Education & Certification
Undergraduate Degree: Stony Brook University - Bachelors, English
Graduate Degree: Teachers College at Columbia University - Masters, Politics and Education
Reading, Cooking, Spending Time with Family
What is your teaching philosophy?
I believe all students can achieve no matter where they are academically. The success of the teacher lies in his/her ability to meet students where they are and take them to where they need to be. It's about building relationships that allow a teacher to truly know her students in order to create learning opportunities that maximize their strengths while moving them through challenges. Teaching and learning is a constant, ever-evolving relationship of ideas, discovery, and knowledge that is engaged in by both the student and the teacher.
What might you do in a typical first session with a student?
Building relationships is important to understanding student need and how to fulfill that need. First sessions should be inquiry-based so that I can find out how best to support my student. Once we've uncovered the need, we can begin to action plan around how best to address the area(s) of focus.
How can you help a student become an independent learner?

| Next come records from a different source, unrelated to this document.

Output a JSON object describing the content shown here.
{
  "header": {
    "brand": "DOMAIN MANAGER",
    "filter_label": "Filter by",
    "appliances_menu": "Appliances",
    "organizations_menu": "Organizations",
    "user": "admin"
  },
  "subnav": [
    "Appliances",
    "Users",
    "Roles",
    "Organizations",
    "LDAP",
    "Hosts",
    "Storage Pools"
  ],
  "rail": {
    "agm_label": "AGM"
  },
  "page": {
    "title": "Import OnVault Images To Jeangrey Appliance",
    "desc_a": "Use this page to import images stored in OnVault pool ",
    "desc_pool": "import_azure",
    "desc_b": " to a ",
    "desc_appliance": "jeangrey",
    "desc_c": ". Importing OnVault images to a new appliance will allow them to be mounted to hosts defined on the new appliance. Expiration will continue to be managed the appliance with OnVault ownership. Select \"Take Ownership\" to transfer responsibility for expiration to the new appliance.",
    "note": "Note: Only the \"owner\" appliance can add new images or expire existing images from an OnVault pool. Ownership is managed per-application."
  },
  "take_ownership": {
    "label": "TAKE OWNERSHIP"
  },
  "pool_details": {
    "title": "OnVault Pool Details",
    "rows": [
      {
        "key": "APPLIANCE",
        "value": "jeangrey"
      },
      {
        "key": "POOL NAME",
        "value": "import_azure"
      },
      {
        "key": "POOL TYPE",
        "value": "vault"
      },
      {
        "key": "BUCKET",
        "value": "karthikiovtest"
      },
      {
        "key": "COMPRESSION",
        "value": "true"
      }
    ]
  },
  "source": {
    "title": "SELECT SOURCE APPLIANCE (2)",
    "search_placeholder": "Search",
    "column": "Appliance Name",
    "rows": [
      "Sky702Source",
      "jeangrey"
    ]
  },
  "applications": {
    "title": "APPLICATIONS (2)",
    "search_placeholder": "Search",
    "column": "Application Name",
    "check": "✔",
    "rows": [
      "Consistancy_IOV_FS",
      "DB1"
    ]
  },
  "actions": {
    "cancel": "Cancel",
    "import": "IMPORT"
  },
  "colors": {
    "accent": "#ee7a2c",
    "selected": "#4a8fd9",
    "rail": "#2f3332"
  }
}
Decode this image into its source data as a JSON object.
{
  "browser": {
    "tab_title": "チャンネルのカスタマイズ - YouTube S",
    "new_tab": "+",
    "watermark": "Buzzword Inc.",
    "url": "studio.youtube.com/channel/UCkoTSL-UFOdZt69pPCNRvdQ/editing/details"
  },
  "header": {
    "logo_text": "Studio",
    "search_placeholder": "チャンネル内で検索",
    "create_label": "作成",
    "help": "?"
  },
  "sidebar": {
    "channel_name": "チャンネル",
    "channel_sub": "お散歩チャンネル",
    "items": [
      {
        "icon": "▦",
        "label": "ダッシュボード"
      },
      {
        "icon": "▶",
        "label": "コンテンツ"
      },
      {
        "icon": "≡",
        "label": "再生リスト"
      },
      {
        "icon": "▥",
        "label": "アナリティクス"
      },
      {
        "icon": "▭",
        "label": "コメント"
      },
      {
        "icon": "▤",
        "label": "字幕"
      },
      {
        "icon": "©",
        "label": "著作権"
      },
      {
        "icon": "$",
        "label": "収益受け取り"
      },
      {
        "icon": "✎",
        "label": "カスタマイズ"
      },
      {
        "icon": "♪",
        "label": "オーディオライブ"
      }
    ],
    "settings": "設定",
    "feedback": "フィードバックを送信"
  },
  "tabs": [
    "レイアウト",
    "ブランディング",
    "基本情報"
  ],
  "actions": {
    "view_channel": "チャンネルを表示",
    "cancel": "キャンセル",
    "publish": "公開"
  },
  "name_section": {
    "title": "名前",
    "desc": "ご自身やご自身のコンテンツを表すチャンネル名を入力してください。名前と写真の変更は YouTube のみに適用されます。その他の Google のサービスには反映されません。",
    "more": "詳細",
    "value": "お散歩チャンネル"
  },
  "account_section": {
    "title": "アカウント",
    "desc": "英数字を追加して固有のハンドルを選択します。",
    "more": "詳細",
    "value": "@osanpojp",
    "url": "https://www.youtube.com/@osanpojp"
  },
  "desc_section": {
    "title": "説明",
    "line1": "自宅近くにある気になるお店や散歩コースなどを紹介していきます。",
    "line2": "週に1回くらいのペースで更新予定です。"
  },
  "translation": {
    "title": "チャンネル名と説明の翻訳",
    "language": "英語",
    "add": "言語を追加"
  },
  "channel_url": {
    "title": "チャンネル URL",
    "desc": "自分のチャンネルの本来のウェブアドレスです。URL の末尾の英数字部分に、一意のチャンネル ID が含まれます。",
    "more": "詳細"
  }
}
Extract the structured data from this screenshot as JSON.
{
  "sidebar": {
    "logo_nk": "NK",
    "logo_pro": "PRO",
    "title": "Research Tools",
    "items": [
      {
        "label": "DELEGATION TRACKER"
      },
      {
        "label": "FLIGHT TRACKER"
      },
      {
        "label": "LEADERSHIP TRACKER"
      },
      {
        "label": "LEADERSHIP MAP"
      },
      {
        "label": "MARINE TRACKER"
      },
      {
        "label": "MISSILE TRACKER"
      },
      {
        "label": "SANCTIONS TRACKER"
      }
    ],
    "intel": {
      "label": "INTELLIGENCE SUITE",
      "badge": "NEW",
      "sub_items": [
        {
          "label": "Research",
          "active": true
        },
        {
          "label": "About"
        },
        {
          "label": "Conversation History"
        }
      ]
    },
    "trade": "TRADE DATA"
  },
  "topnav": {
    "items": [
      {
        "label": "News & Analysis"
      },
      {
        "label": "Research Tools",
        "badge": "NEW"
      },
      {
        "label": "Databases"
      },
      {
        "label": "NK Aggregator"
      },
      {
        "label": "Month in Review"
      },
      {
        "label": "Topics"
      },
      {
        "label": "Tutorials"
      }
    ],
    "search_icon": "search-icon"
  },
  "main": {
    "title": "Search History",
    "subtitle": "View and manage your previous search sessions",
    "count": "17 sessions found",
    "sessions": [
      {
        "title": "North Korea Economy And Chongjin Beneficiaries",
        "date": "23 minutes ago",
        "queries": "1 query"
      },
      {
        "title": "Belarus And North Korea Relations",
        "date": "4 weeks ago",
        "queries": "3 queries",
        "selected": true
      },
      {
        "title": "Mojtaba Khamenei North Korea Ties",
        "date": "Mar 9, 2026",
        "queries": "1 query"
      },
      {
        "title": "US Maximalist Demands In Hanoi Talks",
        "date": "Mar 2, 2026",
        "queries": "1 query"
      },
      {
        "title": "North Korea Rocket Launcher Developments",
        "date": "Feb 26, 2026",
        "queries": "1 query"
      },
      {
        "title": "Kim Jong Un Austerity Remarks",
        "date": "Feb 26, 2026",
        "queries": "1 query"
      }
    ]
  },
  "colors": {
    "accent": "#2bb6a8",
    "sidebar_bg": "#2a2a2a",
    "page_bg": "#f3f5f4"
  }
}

Student ownership of their learning is an integral aspect of students becoming independent learners. I take a back seat and allow students to struggle through their learning process with guided support. That support looks like asking questions to help students think critically about what they're working on to come to conclusions on their own. It also entails providing students with formative feedback that allows them to know specifically where their strengths and areas of improvement are. If students know specifically what they need to work on to improve, they are able to formulate a plan on how to address those areas. This essentially leads to them becoming independent and gaining ownership of their learning.
How would you help a student stay motivated?
Celebrating student achievement is how I would help a student stay motivated. Every accomplishment, whether small or great should be acknowledged, even if a student has a long way to go. Celebrating those milestones or stepping-stones provides students with a sense of pride and knowing that someone is watching and cares. After all, the old adage says, "you get more with honey!"
If a student has difficulty learning a skill or concept, what would you do?
I would investigate the problem. Figure out what specifically is the problem and together with the student work through what we can do to address it. It's my job as a teacher/tutor to know my students and to develop learning plans that meet their specific needs.
How do you help students who are struggling with reading comprehension?
I think it's imperative to go back to the basics. Whether that is using annotations, graphic organizers, visual aids and/or basic comprehension questions, I believe in using strategies that are going to get students to the root of understanding what they read.